[Data for this task]
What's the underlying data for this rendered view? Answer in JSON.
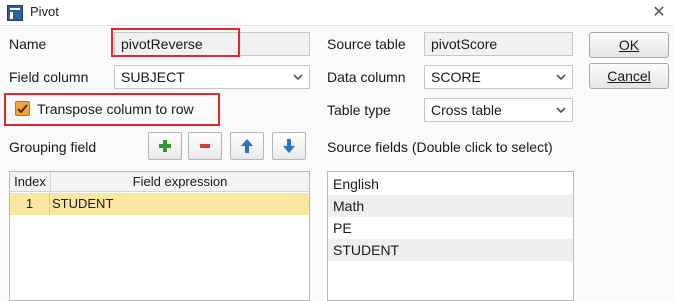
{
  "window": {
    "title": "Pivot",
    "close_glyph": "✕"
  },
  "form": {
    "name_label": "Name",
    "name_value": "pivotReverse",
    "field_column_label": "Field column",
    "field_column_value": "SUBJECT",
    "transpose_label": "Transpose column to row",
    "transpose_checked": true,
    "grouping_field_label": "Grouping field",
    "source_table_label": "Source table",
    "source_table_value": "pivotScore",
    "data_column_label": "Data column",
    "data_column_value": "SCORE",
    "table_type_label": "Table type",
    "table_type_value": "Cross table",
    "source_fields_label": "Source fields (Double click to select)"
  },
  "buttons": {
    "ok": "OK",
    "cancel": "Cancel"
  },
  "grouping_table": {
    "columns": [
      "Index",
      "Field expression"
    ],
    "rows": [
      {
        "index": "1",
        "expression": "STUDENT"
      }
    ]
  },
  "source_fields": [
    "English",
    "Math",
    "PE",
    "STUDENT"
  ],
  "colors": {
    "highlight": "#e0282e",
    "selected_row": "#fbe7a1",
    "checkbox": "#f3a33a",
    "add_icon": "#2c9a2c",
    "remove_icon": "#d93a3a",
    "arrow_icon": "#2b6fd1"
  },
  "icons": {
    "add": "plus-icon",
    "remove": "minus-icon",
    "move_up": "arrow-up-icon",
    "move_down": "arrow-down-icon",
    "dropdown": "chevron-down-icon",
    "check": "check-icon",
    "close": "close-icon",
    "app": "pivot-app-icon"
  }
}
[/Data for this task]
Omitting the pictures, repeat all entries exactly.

- _Written solution_:
What's the underlying data for this rendered view? Answer in JSON.
{
  "window": {
    "title": "Pivot",
    "close_glyph": "✕"
  },
  "form": {
    "name_label": "Name",
    "name_value": "pivotReverse",
    "field_column_label": "Field column",
    "field_column_value": "SUBJECT",
    "transpose_label": "Transpose column to row",
    "transpose_checked": true,
    "grouping_field_label": "Grouping field",
    "source_table_label": "Source table",
    "source_table_value": "pivotScore",
    "data_column_label": "Data column",
    "data_column_value": "SCORE",
    "table_type_label": "Table type",
    "table_type_value": "Cross table",
    "source_fields_label": "Source fields (Double click to select)"
  },
  "buttons": {
    "ok": "OK",
    "cancel": "Cancel"
  },
  "grouping_table": {
    "columns": [
      "Index",
      "Field expression"
    ],
    "rows": [
      {
        "index": "1",
        "expression": "STUDENT"
      }
    ]
  },
  "source_fields": [
    "English",
    "Math",
    "PE",
    "STUDENT"
  ],
  "colors": {
    "highlight": "#e0282e",
    "selected_row": "#fbe7a1",
    "checkbox": "#f3a33a",
    "add_icon": "#2c9a2c",
    "remove_icon": "#d93a3a",
    "arrow_icon": "#2b6fd1"
  },
  "icons": {
    "add": "plus-icon",
    "remove": "minus-icon",
    "move_up": "arrow-up-icon",
    "move_down": "arrow-down-icon",
    "dropdown": "chevron-down-icon",
    "check": "check-icon",
    "close": "close-icon",
    "app": "pivot-app-icon"
  }
}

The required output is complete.